Nordic folk music on harmonica, which is rooted in accordion playing
2009 album with pianist Tor Einar Bekken
Used to play more chromatic harmonica but prefers diatonic now
Album includes a jazz song, but doesn’t play much jazz
Looked into what makes Little Walter such an iconic harmonica player and pre-war harmonica
2013 Slaveriet album
Played with an electric band, Blatt Rom (Blue Room) which is amplified blues
Visited Chicago some years back to experience the Chicago blues scene in person
Richard has a YouTube channel with 100 videos, with a mixture of different material
Recordings from YouTube channel are being turned into an album
Has played with many notable Norwegian musicians
Has played with lots of well known harmonica players as they performed at a blues club in Oslo
Made extensive use of the harp-l mailing list in the early 1990s
Has done lots of session work, including films in Norway
TV appearances in Norway
10 minute question
How Richard chooses the correct tuning for a given song
The great French harmonica JJ Milteau uses the Dorian 2nd position tuned harmonica
Words of encouragement to people reluctant to try new tunings
Brendan Power’s new Modular Reed harmonicas, where individual reeds can be changed
Richard is cautious that harmonica modifications shouldn’t take away the essence of what makes a harmonica sound good
Is a Seydel endorser and what the company offers the customer
Likes to play low tuned harmonicas

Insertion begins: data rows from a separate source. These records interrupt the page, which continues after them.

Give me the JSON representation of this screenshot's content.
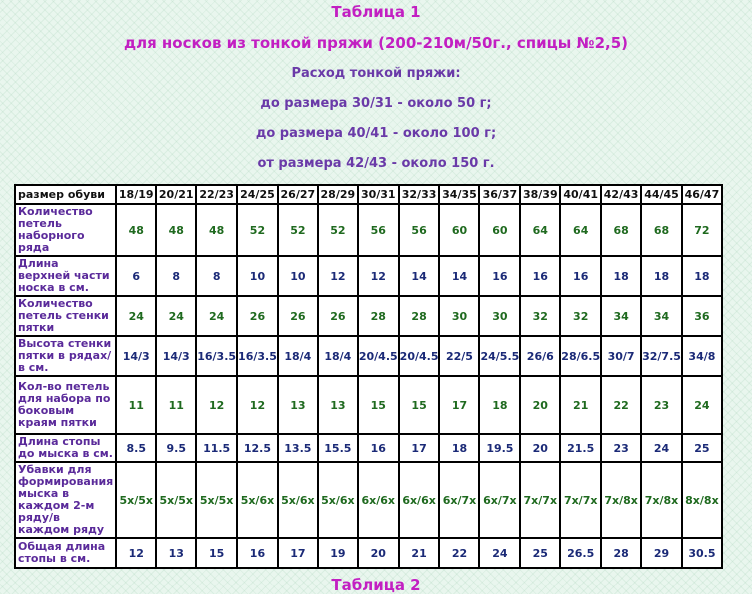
{
  "headings": {
    "table_title": "Таблица 1",
    "subtitle": "для носков из тонкой пряжи (200-210м/50г., спицы №2,5)",
    "consumption_title": "Расход тонкой пряжи:",
    "line_1": "до размера 30/31 - около 50 г;",
    "line_2": "до размера 40/41 - около 100 г;",
    "line_3": "от размера 42/43 - около 150 г.",
    "next_table_title": "Таблица 2"
  },
  "table": {
    "corner_label": "размер обуви",
    "sizes": [
      "18/19",
      "20/21",
      "22/23",
      "24/25",
      "26/27",
      "28/29",
      "30/31",
      "32/33",
      "34/35",
      "36/37",
      "38/39",
      "40/41",
      "42/43",
      "44/45",
      "46/47"
    ],
    "rows": [
      {
        "label": "Количество петель наборного ряда",
        "tone": "green",
        "values": [
          "48",
          "48",
          "48",
          "52",
          "52",
          "52",
          "56",
          "56",
          "60",
          "60",
          "64",
          "64",
          "68",
          "68",
          "72"
        ]
      },
      {
        "label": "Длина верхней части носка в см.",
        "tone": "navy",
        "values": [
          "6",
          "8",
          "8",
          "10",
          "10",
          "12",
          "12",
          "14",
          "14",
          "16",
          "16",
          "16",
          "18",
          "18",
          "18"
        ]
      },
      {
        "label": "Количество петель стенки пятки",
        "tone": "green",
        "values": [
          "24",
          "24",
          "24",
          "26",
          "26",
          "26",
          "28",
          "28",
          "30",
          "30",
          "32",
          "32",
          "34",
          "34",
          "36"
        ]
      },
      {
        "label": "Высота стенки пятки в рядах/в см.",
        "tone": "navy",
        "values": [
          "14/3",
          "14/3",
          "16/3.5",
          "16/3.5",
          "18/4",
          "18/4",
          "20/4.5",
          "20/4.5",
          "22/5",
          "24/5.5",
          "26/6",
          "28/6.5",
          "30/7",
          "32/7.5",
          "34/8"
        ]
      },
      {
        "label": "Кол-во петель для набора по боковым краям пятки",
        "tone": "green",
        "values": [
          "11",
          "11",
          "12",
          "12",
          "13",
          "13",
          "15",
          "15",
          "17",
          "18",
          "20",
          "21",
          "22",
          "23",
          "24"
        ]
      },
      {
        "label": "Длина стопы до мыска в см.",
        "tone": "navy",
        "values": [
          "8.5",
          "9.5",
          "11.5",
          "12.5",
          "13.5",
          "15.5",
          "16",
          "17",
          "18",
          "19.5",
          "20",
          "21.5",
          "23",
          "24",
          "25"
        ]
      },
      {
        "label": "Убавки для формирования мыска в каждом 2-м ряду/в каждом ряду",
        "tone": "green",
        "values": [
          "5x/5x",
          "5x/5x",
          "5x/5x",
          "5x/6x",
          "5x/6x",
          "5x/6x",
          "6x/6x",
          "6x/6x",
          "6x/7x",
          "6x/7x",
          "7x/7x",
          "7x/7x",
          "7x/8x",
          "7x/8x",
          "8x/8x"
        ]
      },
      {
        "label": "Общая длина стопы в см.",
        "tone": "navy",
        "values": [
          "12",
          "13",
          "15",
          "16",
          "17",
          "19",
          "20",
          "21",
          "22",
          "24",
          "25",
          "26.5",
          "28",
          "29",
          "30.5"
        ]
      }
    ]
  }
}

Likes the quality of the tuning of the Hohner harmonicas and using different brands of harmonicas for a different sound
Amps and mics
Set-up for recording
Effects pedals
Future plans